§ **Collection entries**
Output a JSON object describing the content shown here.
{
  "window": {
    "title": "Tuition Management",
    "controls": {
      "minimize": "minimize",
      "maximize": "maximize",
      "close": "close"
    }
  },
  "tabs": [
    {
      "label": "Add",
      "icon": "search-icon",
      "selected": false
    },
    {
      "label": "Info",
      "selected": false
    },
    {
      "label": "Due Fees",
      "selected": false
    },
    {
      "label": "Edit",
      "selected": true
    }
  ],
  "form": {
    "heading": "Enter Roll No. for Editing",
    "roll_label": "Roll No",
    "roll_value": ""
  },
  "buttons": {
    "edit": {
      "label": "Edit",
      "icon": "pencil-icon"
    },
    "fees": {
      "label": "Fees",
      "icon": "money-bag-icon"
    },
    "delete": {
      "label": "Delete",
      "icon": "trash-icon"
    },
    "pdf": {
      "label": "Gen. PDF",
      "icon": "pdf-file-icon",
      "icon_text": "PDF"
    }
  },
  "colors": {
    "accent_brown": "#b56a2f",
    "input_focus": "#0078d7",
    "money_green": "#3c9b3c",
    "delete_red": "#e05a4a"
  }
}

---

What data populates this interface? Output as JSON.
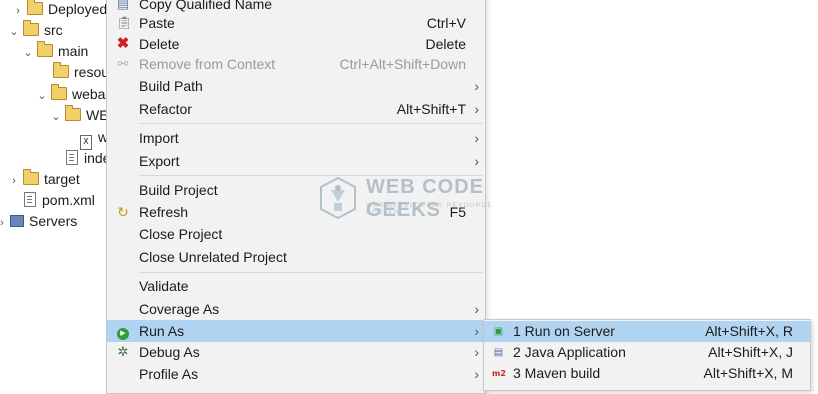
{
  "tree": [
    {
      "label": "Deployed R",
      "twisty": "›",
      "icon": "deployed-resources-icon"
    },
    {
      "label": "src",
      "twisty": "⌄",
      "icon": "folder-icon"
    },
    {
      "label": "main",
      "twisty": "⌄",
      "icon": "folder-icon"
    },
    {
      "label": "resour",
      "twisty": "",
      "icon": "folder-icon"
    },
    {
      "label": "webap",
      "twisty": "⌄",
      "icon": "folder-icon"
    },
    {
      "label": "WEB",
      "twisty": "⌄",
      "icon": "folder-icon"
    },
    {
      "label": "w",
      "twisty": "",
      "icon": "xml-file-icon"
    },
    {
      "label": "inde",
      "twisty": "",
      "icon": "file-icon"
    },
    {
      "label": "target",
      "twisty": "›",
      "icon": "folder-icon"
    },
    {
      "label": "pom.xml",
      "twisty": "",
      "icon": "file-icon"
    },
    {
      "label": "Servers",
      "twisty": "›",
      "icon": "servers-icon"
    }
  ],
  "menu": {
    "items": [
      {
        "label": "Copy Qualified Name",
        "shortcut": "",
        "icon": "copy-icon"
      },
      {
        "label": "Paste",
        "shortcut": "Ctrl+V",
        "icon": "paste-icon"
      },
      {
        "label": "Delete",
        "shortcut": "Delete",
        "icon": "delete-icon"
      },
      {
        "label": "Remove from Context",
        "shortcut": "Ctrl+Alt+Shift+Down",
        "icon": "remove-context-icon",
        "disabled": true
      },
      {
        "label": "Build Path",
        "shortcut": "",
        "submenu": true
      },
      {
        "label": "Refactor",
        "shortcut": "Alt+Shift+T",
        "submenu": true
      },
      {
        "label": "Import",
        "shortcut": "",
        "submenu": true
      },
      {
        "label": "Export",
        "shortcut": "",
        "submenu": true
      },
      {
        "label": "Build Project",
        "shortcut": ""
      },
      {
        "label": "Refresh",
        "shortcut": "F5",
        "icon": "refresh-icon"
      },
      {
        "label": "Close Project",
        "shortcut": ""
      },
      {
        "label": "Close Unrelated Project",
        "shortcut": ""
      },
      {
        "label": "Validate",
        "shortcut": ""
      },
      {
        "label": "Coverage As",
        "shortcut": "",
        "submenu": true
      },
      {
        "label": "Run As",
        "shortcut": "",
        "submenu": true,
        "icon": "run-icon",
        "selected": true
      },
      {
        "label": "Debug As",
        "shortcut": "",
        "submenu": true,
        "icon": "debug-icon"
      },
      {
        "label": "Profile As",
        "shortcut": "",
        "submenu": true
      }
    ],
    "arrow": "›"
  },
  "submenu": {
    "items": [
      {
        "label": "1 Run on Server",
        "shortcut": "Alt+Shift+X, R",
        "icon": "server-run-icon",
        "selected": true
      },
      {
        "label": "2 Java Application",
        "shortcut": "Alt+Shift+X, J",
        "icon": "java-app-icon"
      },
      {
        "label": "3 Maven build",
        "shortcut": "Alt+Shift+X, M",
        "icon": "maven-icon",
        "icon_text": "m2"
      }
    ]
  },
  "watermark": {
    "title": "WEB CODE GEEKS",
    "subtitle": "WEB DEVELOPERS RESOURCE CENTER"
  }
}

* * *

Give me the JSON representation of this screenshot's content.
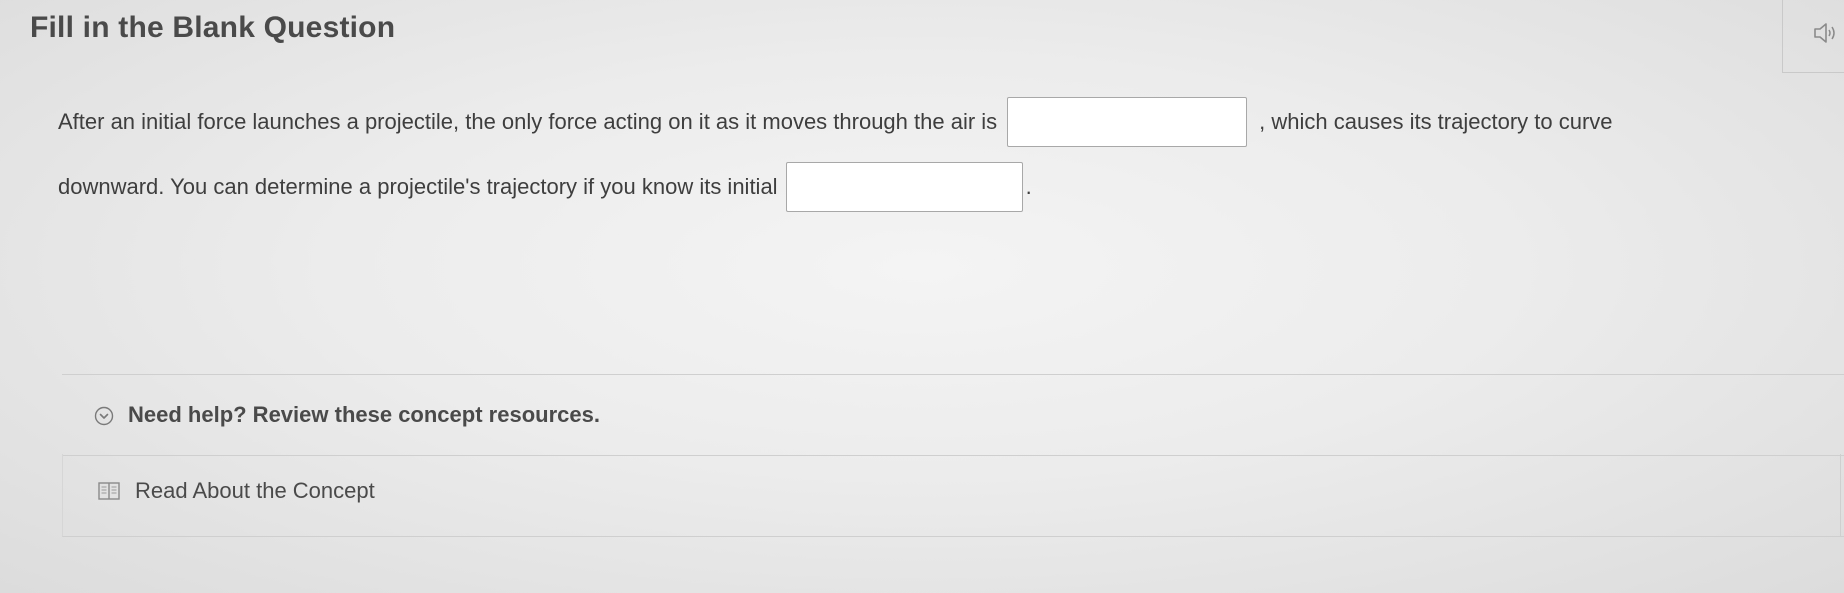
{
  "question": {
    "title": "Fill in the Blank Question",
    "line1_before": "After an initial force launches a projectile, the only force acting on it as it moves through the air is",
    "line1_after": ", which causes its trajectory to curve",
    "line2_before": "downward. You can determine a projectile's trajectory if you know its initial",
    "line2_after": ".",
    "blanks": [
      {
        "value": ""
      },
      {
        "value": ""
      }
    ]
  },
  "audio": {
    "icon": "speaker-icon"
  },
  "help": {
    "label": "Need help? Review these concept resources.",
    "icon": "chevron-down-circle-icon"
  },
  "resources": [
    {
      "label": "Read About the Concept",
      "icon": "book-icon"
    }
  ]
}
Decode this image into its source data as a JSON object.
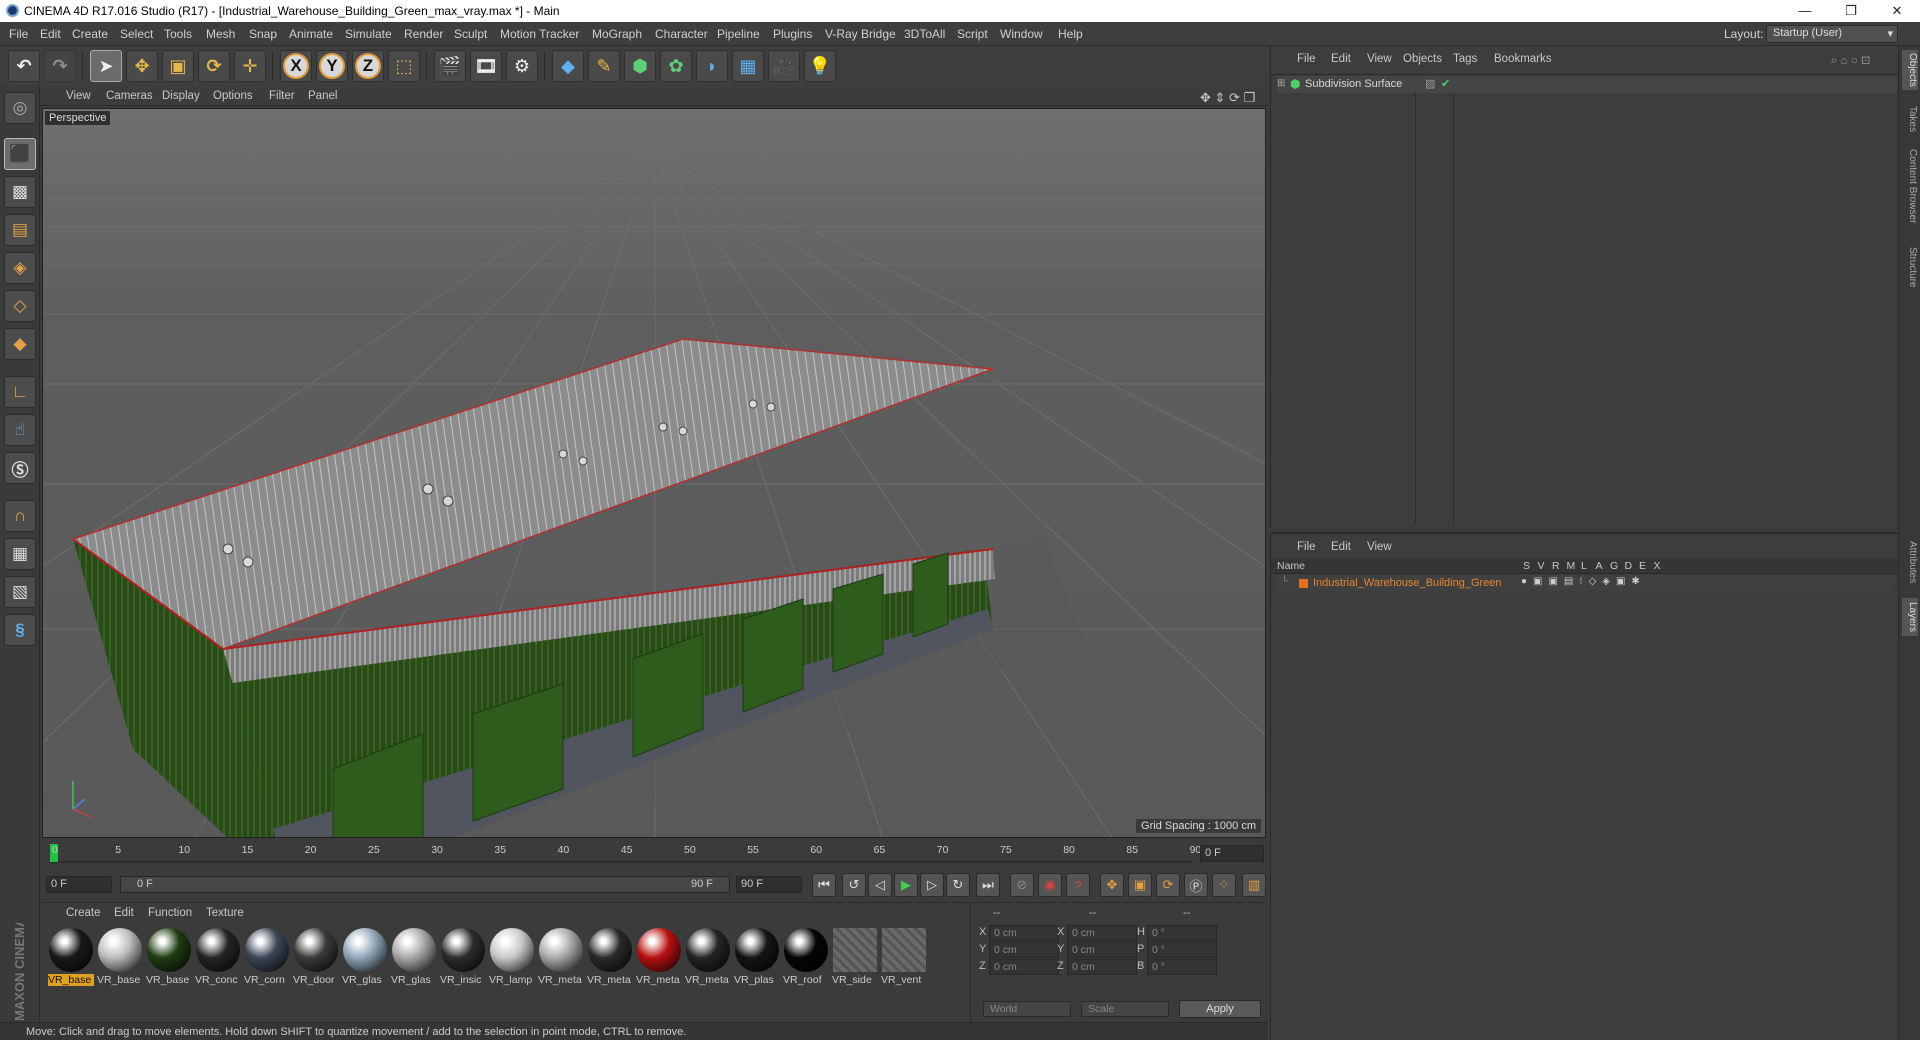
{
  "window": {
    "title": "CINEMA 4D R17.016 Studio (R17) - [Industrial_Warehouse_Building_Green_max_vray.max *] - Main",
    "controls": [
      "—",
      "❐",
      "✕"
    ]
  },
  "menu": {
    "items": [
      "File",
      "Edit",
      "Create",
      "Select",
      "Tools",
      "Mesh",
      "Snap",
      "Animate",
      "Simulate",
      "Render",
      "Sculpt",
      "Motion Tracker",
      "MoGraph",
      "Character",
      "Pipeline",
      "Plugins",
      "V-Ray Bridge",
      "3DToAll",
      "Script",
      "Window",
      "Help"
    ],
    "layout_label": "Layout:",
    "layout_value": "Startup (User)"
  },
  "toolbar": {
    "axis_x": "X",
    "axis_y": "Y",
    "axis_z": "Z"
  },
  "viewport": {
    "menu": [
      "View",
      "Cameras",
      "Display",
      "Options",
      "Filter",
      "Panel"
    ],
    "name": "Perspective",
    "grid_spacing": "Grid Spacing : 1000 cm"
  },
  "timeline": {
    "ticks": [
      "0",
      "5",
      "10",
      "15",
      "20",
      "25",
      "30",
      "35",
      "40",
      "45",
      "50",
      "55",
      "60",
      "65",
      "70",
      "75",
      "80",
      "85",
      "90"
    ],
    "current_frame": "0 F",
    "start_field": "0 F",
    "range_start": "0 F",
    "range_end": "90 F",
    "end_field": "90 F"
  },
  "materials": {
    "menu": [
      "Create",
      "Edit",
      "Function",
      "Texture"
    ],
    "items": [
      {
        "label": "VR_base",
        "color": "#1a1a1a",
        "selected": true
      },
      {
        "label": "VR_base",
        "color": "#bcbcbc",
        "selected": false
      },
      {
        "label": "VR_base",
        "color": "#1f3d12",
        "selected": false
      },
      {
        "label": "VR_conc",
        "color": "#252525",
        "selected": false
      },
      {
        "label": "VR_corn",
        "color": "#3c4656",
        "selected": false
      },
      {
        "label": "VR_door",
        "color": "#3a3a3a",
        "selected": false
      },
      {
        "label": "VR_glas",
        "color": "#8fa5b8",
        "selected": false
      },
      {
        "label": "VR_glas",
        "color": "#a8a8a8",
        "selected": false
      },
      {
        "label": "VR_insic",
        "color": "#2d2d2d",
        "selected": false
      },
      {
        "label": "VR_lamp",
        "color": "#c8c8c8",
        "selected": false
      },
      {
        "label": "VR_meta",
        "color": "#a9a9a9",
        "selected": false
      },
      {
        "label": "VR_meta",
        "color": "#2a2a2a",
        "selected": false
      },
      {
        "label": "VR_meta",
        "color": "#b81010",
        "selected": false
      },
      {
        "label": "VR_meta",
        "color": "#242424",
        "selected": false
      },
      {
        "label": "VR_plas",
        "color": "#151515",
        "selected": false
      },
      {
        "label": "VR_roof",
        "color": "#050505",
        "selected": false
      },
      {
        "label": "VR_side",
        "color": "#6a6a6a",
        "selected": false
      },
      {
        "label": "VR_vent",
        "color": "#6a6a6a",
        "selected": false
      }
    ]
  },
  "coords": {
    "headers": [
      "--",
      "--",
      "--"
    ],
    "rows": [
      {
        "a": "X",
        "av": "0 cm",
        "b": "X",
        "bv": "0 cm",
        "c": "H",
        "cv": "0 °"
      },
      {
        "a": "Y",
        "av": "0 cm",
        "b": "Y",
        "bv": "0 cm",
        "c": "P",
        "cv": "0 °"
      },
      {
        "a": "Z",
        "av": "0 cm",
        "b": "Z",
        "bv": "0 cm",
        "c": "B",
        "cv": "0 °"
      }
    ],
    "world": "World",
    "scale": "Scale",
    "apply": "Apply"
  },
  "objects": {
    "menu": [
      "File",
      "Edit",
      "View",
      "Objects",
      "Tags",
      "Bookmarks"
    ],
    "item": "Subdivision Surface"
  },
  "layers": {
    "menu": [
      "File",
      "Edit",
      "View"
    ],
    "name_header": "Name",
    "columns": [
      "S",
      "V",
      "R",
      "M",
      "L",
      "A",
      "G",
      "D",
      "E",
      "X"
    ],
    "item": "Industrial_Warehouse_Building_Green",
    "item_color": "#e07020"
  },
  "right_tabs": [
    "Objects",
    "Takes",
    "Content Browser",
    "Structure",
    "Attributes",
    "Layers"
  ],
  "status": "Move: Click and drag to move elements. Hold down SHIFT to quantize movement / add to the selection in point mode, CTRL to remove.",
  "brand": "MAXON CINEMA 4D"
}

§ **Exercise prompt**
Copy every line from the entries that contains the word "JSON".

§ **Reply**
Output a JSON object describing the content shown here.
What data populates this interface? Output as JSON.
Give me the JSON representation of this screenshot's content.
Decode this image into its source data as a JSON object.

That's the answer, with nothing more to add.